The Passport in America: The History of a Document

The Passport in America: The History of a Document BY Craig Robertson. Oxford University Press, USA. Hardcover, 352 pages. $27.

The cover of The Passport in America: The History of a Document

“I should consider a passport as necessary a means of protection in Europe as a pistol would be in one of the rough Western settlements.” This pearl of wisdom, worthy of Tocqueville, was offered by Mr. J. H. Rosenbaum, notary public, to a New York Times reporter in 1882. Rosenbaum, whose office was on lower Broadway, went on to describe the challenges involved in helping clients handle the application process: “Single ladies who apply for passports sometimes blush or even show signs of anger when I ask them their age or perhaps the length of their feet but I show them the law on the subject, and they are generally satisfied. We usually require about $2 for our services.”

The length of their feet? As we learn in Craig Robertson’s fine new history, The Passport in America, the ladies should almost certainly have taken their business elsewhere. Who knows what law Rosenbaum was showing them, but nowhere on the application did it ask for shoe size. A case of foot fetishism? Perhaps. Robertson speculates that Rosenbaum may have been confused by the application itself, which provided a blank for “Stature: ——feet, ——inches.” State Department officials must have wondered at all the two-foot, seven-inch passport applicants coming from New York.

Ever since the publication of Foucault’s Discipline & Punish a generation ago, historians have recognized the importance of the new forms of surveillance that emerged in the eighteenth and nineteenth centuries. Relatively few, however, have taken the trouble to study the paperwork that made this surveillance possible. Yet these documents, now so familiar, once struck observers as incredibly strange. Many people had a hard time understanding why they needed the government’s permission to travel, and why it was so difficult to obtain this permission. What exactly was a piece of paper signed by an American official supposed to prove?

In 2009 the State Department issued some 13.5 million passports. The Passport in America is a skillful excavation of the historical foundations of this bureaucratic procedure. The first half of the book guides us through the development of the document’s various components in the nineteenth century: its rhetoric, symbols, signatures, and physical descriptions of the passport holder.
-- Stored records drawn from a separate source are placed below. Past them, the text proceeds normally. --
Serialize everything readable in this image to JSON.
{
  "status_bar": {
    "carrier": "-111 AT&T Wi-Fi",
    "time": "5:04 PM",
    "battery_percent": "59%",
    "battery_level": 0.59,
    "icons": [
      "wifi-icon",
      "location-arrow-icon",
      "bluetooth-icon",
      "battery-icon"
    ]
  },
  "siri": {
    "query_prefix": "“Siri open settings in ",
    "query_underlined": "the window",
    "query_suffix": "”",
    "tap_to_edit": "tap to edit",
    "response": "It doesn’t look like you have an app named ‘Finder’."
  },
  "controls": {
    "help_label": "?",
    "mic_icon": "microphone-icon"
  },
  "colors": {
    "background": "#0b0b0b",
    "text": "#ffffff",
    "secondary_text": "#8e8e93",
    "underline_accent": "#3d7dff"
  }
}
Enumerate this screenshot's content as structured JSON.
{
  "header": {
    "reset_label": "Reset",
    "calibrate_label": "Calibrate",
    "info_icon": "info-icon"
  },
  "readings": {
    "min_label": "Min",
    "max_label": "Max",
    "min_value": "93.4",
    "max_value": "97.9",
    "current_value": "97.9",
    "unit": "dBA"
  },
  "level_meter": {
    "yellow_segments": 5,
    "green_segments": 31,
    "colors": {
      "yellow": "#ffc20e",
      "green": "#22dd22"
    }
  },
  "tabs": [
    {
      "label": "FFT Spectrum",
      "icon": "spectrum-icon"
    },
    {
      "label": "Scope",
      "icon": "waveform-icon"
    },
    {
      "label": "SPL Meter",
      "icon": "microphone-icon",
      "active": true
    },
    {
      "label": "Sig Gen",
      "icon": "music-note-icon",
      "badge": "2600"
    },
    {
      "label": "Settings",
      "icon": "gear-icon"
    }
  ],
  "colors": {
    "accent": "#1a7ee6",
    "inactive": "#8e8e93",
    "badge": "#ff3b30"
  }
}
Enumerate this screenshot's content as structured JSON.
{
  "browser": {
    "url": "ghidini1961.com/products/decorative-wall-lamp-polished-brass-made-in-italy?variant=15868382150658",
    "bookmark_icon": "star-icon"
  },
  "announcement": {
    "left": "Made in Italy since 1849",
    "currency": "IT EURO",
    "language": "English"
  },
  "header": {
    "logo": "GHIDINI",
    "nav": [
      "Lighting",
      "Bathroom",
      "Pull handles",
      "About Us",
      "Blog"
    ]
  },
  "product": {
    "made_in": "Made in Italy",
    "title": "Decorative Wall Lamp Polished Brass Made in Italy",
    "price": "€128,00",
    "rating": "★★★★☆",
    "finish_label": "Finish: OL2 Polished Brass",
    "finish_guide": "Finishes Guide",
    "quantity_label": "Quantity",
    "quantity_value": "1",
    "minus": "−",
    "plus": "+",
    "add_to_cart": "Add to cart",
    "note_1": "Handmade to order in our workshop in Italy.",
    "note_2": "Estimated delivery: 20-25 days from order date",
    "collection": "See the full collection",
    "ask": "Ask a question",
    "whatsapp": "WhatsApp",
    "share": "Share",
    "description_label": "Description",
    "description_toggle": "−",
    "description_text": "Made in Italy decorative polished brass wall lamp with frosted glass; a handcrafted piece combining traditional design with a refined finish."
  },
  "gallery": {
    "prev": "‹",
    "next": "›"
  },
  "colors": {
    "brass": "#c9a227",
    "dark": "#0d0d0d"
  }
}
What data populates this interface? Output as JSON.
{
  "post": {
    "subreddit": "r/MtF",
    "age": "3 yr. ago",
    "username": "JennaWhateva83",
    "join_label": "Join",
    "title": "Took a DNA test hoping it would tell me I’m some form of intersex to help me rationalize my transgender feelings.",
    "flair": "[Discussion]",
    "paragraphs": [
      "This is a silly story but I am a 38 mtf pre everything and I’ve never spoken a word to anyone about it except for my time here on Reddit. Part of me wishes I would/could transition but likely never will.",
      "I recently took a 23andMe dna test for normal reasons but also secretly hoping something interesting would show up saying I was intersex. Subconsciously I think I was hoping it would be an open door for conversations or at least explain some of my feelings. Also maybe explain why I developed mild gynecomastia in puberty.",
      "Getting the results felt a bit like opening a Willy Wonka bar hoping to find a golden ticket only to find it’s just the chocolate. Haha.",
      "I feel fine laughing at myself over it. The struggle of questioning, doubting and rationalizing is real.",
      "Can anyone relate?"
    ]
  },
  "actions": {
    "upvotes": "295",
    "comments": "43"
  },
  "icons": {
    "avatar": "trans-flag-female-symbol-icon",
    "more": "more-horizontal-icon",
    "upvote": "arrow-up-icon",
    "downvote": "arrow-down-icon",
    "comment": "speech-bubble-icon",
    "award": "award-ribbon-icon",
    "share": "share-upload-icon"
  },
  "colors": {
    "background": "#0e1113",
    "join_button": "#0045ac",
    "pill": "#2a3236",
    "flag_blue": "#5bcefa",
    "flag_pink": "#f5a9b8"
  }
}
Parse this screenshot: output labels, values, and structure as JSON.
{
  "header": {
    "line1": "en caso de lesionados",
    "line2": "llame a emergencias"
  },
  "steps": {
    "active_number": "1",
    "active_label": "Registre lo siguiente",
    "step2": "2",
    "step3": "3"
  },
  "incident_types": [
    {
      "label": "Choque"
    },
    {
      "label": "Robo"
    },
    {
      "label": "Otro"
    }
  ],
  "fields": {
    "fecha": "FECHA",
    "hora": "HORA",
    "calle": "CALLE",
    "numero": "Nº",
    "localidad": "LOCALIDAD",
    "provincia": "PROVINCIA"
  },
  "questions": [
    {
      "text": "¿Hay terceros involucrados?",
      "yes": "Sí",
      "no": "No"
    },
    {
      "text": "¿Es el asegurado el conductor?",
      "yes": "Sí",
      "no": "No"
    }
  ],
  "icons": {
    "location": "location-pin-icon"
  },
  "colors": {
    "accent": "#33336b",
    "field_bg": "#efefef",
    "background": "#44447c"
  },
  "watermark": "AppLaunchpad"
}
The second half presents a series of case studies in how the passport functioned and malfunctioned as the United States struggled to secure its borders in an ever more mobile world. Authorities labored to maximize control over the “dangerous classes” while minimizing inconvenience to healthy, patriotic, white Americans and their foreign guests. This was not always an easy balance. In 1932, Albert Einstein stormed out of a visa interview with the US consul in Berlin after being asked about his political beliefs; he later told reporters that officials might as well put pins in the seat cushions so that applicants would know in advance that they were going to get stuck. By the end of the 1930s, nearly all the elements of modern passport control were in place: “The benevolent state offering protection in the form of a letter addressed to foreign officials became a nation-state practicing surveillance to gain knowledge about its citizens.”

In his conclusion, Robertson returns to the present, with its biometric measures, data-mining algorithms, and related technologies of identification. In 2004, the US government awarded the Bermuda-based consulting company Accenture a multibillion-dollar contract to design a system for deploying these technologies at the border under the supervision of the Department of Homeland Security’s National Protection and Programs Directorate. Visitors to the United States must now provide “digital fingerprints,” proving once again that in the battle between liberty and security, one of the first casualties is good grammar. Like the “single ladies” who arrived in Rosenbaum’s office, we may protest and complain, but we ultimately submit to being measured and recorded. After all, we really want to go on that trip. Robertson has provided us with an excellent account of how we came to make this trade.